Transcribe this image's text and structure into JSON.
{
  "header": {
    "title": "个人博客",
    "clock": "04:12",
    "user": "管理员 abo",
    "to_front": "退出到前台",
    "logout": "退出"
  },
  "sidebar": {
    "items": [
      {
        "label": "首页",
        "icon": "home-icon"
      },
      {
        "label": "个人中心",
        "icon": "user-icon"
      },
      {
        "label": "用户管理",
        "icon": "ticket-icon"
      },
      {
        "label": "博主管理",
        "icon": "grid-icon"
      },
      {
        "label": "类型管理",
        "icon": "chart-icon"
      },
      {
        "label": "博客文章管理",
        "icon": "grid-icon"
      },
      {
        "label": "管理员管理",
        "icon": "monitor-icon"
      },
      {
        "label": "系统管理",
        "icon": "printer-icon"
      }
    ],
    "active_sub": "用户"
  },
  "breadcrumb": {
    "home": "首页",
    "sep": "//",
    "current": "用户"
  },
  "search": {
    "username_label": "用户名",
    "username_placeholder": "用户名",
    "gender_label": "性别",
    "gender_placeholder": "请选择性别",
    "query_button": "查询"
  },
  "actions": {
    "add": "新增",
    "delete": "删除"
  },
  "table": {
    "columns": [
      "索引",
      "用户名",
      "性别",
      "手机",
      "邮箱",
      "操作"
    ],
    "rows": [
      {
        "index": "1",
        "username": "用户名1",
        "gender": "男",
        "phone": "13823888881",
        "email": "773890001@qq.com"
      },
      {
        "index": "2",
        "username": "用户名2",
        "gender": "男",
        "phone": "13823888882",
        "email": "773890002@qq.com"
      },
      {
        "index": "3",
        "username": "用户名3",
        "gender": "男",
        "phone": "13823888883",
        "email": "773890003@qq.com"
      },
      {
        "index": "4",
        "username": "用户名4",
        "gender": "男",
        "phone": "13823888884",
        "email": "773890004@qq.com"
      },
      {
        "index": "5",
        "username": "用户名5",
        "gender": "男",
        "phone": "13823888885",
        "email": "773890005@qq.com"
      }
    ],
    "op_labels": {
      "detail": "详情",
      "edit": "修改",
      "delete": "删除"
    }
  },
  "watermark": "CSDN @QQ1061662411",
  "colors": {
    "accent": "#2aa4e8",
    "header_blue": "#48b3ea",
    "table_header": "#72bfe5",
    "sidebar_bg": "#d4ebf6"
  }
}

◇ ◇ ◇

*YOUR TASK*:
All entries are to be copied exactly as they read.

*SOLUTION TO THIS TASK*:
Transcribe this image's text and structure into JSON.
{
  "header": {
    "title": "个人博客",
    "clock": "04:12",
    "user": "管理员 abo",
    "to_front": "退出到前台",
    "logout": "退出"
  },
  "sidebar": {
    "items": [
      {
        "label": "首页",
        "icon": "home-icon"
      },
      {
        "label": "个人中心",
        "icon": "user-icon"
      },
      {
        "label": "用户管理",
        "icon": "ticket-icon"
      },
      {
        "label": "博主管理",
        "icon": "grid-icon"
      },
      {
        "label": "类型管理",
        "icon": "chart-icon"
      },
      {
        "label": "博客文章管理",
        "icon": "grid-icon"
      },
      {
        "label": "管理员管理",
        "icon": "monitor-icon"
      },
      {
        "label": "系统管理",
        "icon": "printer-icon"
      }
    ],
    "active_sub": "用户"
  },
  "breadcrumb": {
    "home": "首页",
    "sep": "//",
    "current": "用户"
  },
  "search": {
    "username_label": "用户名",
    "username_placeholder": "用户名",
    "gender_label": "性别",
    "gender_placeholder": "请选择性别",
    "query_button": "查询"
  },
  "actions": {
    "add": "新增",
    "delete": "删除"
  },
  "table": {
    "columns": [
      "索引",
      "用户名",
      "性别",
      "手机",
      "邮箱",
      "操作"
    ],
    "rows": [
      {
        "index": "1",
        "username": "用户名1",
        "gender": "男",
        "phone": "13823888881",
        "email": "773890001@qq.com"
      },
      {
        "index": "2",
        "username": "用户名2",
        "gender": "男",
        "phone": "13823888882",
        "email": "773890002@qq.com"
      },
      {
        "index": "3",
        "username": "用户名3",
        "gender": "男",
        "phone": "13823888883",
        "email": "773890003@qq.com"
      },
      {
        "index": "4",
        "username": "用户名4",
        "gender": "男",
        "phone": "13823888884",
        "email": "773890004@qq.com"
      },
      {
        "index": "5",
        "username": "用户名5",
        "gender": "男",
        "phone": "13823888885",
        "email": "773890005@qq.com"
      }
    ],
    "op_labels": {
      "detail": "详情",
      "edit": "修改",
      "delete": "删除"
    }
  },
  "watermark": "CSDN @QQ1061662411",
  "colors": {
    "accent": "#2aa4e8",
    "header_blue": "#48b3ea",
    "table_header": "#72bfe5",
    "sidebar_bg": "#d4ebf6"
  }
}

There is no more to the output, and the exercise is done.